On the basis of those social relationships in our earliest years we begin to recognize our individuality and our ability to form new relationships -- and sometimes our inability to form satisfying ones. Recent psychology about autism and about sociopaths tells us that some children are handicapped in their earliest relationships -- possibly because of an innate brain disorder. As we all know, before psychology many thought some children are simply born bad or evil. Handicapped usually means deficient in some way and a child may be born with various handicaps. We have stopped leaving those obviously handicapped children out to be devoured by wild animals as Oedipus was because he was born with a club foot.
None of this is what Brooks was writing about. I really didn't follow his financial commentary this morning, I got stopped by thinking about the many people who have trouble with adult relationship -- possibly the majority of people -- which is a sad thing to think about. The subject is a big one.
Sometimes it happens that something I read presents a question. As it did today. I don't have an answer; I have only a growing set of questions. Being a person who is not working by society's definition [although I am working by my own definition] I have time for pondering. That may even be one of the "jobs" of those of us in the upper percentages of the age groups.

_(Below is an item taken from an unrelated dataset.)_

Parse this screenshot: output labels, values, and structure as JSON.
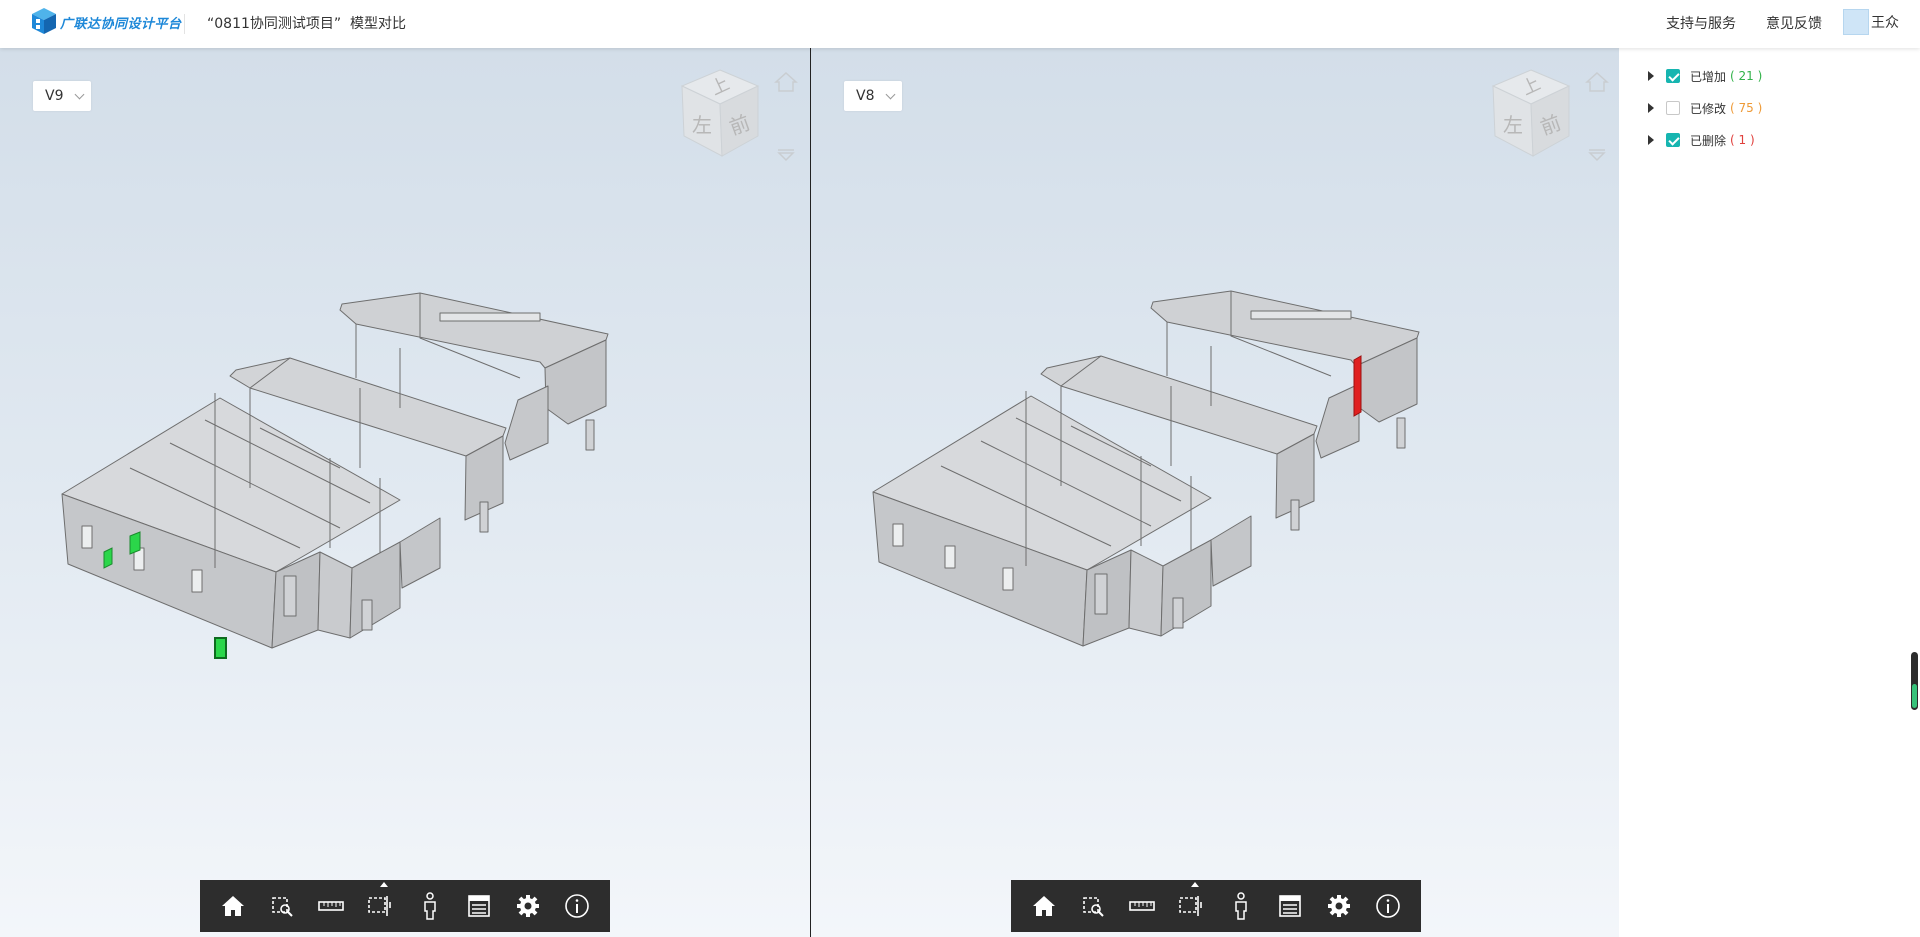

The mid-70s are a surprise! Part of me remains in the 50s -- age, I mean, not decade of 20th century. It's a joy ride, new experiences land in my lap and I've become a better quilter, poet, writer than I expected. It's a rich life for a person never rich financially. Hey, this is what the mid-70s are like!